---- AVAILABLE RECORDS

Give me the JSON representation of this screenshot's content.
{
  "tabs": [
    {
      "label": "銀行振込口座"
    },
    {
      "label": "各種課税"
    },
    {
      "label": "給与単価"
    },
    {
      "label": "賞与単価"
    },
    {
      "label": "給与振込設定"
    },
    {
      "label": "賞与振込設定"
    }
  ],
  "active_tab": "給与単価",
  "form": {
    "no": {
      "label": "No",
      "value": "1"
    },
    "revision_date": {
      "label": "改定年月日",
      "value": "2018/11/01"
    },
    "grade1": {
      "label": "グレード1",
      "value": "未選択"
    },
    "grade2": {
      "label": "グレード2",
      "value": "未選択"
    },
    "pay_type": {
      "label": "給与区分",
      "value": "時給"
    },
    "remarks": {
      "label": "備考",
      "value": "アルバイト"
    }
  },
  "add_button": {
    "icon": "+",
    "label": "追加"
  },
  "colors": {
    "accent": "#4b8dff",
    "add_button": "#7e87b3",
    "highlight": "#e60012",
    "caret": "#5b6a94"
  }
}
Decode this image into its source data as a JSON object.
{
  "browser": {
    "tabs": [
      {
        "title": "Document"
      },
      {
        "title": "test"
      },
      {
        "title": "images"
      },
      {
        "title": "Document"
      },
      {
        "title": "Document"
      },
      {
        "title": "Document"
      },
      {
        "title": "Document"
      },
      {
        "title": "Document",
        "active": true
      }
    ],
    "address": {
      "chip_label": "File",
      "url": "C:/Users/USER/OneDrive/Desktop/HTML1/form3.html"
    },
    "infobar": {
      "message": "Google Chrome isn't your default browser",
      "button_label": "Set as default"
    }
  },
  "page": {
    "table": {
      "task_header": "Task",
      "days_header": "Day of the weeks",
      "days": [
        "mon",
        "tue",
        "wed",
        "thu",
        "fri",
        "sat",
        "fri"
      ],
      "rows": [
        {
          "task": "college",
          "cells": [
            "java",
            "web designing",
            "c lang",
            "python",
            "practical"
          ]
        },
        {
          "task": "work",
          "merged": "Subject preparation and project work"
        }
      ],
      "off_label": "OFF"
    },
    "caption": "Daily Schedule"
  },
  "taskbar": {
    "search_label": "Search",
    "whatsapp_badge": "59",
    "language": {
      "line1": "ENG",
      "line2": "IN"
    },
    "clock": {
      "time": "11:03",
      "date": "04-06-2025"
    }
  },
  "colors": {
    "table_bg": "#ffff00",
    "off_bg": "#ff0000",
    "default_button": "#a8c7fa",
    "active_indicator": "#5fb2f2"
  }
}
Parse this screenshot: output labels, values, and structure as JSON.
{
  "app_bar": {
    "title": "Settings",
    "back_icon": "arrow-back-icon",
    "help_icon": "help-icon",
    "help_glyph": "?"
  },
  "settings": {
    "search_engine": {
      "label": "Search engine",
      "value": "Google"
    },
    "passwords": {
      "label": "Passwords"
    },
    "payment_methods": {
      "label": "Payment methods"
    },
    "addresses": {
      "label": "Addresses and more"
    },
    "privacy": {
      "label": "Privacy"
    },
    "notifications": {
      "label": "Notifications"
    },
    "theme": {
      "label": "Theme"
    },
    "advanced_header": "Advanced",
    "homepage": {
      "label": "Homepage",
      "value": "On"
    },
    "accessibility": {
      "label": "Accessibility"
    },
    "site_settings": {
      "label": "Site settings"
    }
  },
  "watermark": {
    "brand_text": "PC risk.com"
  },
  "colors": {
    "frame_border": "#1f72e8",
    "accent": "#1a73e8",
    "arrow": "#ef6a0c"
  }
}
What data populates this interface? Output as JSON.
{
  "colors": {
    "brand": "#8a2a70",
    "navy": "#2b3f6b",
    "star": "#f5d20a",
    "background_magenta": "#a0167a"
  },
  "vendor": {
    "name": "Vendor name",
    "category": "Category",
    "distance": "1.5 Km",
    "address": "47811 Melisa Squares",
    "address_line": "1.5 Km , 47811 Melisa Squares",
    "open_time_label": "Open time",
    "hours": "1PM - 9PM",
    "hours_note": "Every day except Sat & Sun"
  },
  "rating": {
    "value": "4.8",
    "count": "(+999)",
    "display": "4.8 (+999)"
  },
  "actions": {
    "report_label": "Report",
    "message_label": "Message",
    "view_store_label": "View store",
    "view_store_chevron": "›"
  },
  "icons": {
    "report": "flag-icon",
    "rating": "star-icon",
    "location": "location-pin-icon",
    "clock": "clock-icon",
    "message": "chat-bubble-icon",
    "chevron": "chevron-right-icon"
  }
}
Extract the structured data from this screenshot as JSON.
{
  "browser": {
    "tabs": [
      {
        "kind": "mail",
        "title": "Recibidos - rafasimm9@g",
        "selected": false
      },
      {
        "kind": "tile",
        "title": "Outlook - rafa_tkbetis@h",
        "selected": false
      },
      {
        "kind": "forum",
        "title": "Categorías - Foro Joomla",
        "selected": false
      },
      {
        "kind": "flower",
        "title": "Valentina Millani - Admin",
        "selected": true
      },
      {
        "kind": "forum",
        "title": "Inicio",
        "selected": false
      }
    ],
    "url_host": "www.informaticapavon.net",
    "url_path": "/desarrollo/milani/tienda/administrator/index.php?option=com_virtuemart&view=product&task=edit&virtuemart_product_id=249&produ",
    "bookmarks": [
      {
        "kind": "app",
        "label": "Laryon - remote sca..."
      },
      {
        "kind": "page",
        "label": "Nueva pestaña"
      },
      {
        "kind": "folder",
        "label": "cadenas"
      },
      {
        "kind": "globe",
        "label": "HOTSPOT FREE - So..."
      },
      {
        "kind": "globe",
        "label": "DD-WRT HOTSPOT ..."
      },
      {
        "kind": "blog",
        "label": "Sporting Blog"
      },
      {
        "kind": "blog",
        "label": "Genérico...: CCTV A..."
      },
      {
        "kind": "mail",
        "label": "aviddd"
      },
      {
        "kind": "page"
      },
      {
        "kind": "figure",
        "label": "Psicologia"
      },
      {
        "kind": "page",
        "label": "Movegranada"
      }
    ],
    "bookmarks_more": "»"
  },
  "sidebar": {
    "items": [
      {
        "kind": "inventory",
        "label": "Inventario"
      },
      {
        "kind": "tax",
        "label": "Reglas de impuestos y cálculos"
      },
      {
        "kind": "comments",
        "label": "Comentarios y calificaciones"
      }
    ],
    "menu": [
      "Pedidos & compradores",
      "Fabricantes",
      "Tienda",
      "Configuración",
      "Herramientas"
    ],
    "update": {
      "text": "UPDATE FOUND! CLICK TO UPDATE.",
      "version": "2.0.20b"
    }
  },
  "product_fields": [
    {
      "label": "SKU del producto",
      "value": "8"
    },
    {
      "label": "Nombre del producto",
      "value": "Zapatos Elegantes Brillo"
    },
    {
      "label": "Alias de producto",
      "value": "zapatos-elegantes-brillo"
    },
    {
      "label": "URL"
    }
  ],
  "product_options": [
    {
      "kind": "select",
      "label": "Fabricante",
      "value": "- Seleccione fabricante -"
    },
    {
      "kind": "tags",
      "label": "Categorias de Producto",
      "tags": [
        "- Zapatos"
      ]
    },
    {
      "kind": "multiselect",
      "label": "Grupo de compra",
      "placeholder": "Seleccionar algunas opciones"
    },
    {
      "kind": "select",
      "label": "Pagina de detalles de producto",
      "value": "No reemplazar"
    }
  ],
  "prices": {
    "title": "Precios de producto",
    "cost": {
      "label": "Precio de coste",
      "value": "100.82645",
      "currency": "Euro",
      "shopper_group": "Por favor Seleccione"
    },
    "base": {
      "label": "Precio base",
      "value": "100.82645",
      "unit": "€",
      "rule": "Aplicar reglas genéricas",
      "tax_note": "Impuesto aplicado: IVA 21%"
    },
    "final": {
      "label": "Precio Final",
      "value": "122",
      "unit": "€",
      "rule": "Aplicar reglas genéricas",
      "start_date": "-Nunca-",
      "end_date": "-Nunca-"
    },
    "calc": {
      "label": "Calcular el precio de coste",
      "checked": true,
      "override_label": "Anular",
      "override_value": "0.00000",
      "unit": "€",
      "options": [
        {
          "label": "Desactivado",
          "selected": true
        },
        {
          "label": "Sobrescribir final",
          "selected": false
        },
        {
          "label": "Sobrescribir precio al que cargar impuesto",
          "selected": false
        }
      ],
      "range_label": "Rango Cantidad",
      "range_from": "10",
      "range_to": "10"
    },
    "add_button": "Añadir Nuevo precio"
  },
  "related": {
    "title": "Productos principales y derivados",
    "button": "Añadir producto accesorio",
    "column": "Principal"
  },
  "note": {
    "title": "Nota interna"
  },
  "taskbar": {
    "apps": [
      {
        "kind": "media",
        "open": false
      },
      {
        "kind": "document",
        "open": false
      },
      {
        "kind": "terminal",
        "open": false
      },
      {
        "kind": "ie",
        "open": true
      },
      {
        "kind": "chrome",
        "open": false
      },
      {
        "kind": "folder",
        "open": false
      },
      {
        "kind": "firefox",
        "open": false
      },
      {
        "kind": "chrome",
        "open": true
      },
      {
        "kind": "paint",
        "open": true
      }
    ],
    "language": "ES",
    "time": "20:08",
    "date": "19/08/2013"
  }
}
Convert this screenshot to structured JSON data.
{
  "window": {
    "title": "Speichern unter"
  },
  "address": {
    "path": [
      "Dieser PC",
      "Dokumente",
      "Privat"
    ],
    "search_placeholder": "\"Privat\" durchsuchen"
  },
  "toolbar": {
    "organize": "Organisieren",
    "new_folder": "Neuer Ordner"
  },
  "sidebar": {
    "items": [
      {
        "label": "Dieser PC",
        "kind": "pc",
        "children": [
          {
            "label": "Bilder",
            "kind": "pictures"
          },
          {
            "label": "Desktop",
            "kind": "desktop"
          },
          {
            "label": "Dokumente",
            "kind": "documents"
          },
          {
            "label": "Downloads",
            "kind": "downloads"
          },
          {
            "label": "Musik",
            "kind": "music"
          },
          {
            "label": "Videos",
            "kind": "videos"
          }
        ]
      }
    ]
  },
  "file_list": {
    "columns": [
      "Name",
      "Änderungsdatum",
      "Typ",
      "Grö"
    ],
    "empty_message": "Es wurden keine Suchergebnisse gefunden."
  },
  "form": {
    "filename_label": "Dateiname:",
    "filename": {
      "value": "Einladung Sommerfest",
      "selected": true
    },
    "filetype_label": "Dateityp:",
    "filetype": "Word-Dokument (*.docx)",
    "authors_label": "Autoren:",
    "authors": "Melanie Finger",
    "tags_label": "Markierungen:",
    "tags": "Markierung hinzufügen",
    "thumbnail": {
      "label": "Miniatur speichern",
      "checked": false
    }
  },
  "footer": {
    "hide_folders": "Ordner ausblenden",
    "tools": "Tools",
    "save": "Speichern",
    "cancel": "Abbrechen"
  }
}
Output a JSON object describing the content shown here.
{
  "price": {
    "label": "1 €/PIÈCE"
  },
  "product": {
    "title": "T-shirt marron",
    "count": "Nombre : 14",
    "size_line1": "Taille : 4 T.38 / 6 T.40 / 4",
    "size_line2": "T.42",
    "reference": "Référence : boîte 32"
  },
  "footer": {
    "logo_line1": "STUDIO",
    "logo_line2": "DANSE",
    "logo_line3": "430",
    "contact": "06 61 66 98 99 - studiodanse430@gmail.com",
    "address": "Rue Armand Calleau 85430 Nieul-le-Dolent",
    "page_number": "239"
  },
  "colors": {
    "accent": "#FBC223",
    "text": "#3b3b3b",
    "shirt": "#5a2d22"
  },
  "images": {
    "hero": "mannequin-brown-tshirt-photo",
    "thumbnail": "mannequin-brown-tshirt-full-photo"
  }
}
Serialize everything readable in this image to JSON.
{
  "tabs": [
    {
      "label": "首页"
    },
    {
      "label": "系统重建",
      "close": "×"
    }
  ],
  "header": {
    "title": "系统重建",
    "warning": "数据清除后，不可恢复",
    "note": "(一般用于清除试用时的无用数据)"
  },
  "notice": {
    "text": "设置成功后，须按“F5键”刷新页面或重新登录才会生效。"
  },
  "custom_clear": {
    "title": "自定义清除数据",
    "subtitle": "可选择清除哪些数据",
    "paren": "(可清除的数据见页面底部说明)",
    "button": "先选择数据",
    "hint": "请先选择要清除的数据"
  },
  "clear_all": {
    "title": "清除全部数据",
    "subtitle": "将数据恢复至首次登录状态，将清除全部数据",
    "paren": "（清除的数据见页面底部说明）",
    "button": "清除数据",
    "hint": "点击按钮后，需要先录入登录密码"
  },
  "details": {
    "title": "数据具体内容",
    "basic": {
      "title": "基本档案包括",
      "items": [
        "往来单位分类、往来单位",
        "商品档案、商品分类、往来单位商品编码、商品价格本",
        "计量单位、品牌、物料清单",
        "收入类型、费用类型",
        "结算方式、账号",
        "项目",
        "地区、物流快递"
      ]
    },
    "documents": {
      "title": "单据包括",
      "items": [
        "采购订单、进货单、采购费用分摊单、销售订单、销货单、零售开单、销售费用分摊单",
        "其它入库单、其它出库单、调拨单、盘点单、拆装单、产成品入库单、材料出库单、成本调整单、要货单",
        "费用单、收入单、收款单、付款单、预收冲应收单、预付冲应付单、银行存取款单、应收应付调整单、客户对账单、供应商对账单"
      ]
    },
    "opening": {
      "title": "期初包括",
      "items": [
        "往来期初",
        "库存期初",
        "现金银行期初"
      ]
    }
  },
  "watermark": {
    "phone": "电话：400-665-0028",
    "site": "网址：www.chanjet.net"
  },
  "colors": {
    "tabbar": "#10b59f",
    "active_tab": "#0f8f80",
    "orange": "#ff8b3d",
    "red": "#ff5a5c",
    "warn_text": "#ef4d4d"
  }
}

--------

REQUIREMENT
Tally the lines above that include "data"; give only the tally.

SOLUTION TO THIS TASK
4